  4. Stop multitasking. What you’re really doing is task switching, and the brain simply isn’t good at it. Studies show that multitasking compromises working memory, and the mental blocks created by task switching can eat up as much as 40% of your productivity.
  5. Master your attention. Notice when you disagree with people, and use it as a cue to give them the gift of your full attention. Even if you don’t agree, when you truly understand their perspective, you’ll be able to minimize energy- and productivity-sapping conflict. Give that gift of full attention to yourself, too: Quiet your mind for 5 or 10 minutes and decide what you will focus on.
  6. Match your tasks to your energy level. There’s only so much you can do to control what’s going on around you, but the one thing you have control over is your brain. So plan to check emails, social media and engage in similar activities that don’t require much of a mental stretch during low-energy times.
  7. Keep a “clean machine.” Your energy levels are intimately connected to your overall health. Exercise. Eat well. Get enough sleep. It’s no coincidence that these are also linked to memory, learning and attention—all essential for peak productivity.
  8. Raise your productivity and energy levels by noticing what works. The only way to keep improving and build on your successes is to pay attention so you know what’s making the difference. Make intentional attention a habit.

Energy is the pivot point in your productivity. The best way to get more productive is to get more conscious about how you manage your energy drains and gains.

Working time for mobile workers

This article was shared with us by our colleagues in the employment team at Higgs & Sons Solicitors regarding a recent recommendation of the Advocate General on how working time is calculated for mobile workers:
Mobile workers are generally those workers who are not assigned to a fixed or habitual location.

The Advocate General looked at this point recently and has recommended that employers must include, within the calculation of working time, the time that the employee spends travelling from their home to their first customer/client and back home from their last customer/client.
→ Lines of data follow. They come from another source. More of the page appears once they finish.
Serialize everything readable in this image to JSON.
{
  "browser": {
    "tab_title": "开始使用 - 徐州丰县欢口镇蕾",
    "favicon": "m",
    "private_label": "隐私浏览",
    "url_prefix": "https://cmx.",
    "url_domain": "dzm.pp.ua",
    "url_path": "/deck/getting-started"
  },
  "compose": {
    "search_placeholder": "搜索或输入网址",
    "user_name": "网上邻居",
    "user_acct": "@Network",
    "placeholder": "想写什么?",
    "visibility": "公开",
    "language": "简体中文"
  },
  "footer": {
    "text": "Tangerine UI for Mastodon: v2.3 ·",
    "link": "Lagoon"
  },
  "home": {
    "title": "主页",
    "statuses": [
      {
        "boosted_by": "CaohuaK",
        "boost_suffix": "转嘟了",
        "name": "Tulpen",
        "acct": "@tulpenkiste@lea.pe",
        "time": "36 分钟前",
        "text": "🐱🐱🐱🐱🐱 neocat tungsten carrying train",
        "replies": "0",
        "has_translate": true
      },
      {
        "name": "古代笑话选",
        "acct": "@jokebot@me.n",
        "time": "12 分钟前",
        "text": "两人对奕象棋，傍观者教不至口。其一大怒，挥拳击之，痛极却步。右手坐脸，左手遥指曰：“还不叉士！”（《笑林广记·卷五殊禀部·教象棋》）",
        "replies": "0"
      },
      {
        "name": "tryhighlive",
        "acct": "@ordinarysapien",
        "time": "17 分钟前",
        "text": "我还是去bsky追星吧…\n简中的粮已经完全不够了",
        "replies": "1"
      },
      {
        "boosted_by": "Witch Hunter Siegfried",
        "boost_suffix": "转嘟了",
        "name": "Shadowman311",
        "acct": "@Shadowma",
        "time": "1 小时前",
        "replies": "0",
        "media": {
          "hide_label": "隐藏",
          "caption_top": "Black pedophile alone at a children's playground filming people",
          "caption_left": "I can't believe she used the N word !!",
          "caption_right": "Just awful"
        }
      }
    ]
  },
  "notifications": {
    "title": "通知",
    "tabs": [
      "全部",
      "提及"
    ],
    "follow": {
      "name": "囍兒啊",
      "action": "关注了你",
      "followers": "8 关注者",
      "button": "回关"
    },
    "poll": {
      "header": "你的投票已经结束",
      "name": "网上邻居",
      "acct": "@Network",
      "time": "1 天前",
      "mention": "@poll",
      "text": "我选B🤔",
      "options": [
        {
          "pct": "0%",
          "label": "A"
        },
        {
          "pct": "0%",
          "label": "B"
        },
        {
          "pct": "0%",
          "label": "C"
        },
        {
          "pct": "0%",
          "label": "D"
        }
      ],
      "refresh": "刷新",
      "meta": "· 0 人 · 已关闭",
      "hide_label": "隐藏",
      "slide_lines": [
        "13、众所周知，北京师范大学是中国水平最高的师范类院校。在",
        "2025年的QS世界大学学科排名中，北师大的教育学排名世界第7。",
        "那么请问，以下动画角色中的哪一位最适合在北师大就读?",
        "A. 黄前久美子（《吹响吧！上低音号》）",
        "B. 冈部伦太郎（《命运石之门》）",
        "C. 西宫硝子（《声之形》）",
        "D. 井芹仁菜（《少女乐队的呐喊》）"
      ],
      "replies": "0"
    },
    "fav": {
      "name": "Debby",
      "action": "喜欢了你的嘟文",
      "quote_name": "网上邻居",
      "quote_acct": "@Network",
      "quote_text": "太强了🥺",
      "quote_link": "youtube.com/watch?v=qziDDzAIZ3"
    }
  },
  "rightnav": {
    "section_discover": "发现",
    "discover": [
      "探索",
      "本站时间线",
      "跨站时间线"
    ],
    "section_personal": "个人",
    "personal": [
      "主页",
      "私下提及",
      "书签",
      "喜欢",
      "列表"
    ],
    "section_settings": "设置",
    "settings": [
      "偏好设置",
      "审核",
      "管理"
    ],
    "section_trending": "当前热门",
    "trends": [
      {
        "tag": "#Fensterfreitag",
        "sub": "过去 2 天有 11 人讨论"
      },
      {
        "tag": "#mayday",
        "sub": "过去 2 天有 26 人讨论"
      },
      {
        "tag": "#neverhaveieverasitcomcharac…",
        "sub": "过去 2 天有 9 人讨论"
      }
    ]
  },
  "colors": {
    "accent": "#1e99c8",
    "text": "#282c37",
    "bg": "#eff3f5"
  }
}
The advocate general saw no difference between this time and the time spent travelling between jobs during the working day, which is currently agreed to be classed as working time.

The reference to the Advocate General resulted from a Spanish case which involved a group of employee technicians who have complained that their employer is breaching the working time rules by not including their travel time to their first customer in the morning and subsequent return home after their last appointment in their working time.

The Advocate General’s opinion is not binding, but the recommendation does provide a strong suggestion that this travelling time is an integral part of the job and should be counted as working time. The full judgment of the case is still awaited from the European Court of Justice (ECJ), but it is worth noting that the ECJ does usually follow the Advocate General’s recommendations.

The Advocate General’s opinion has potentially wide reaching consequences for employers. Employers in sectors such as the care industry may be particularly affected by any changes in this area. The impact could be significant as what is counted within working time will impact upon a wider range of issues including pay, the national minimum wage and working hours etc. For employers, it is worth noting that in light of the Advocate General’s opinion there may be changes in this area to watch out for. Whilst employers do not need to make any changes straight away, it may be useful to start to think about how practices and operations may need to change if the ECJ’s pending decision does follow the Advocate General’s recommendation.

Should you need to discuss this further, please contact us

27 Harvine Walk, Norton, Stourbridge, West Midlands, DY8 3BQ


Tel: 01384 823835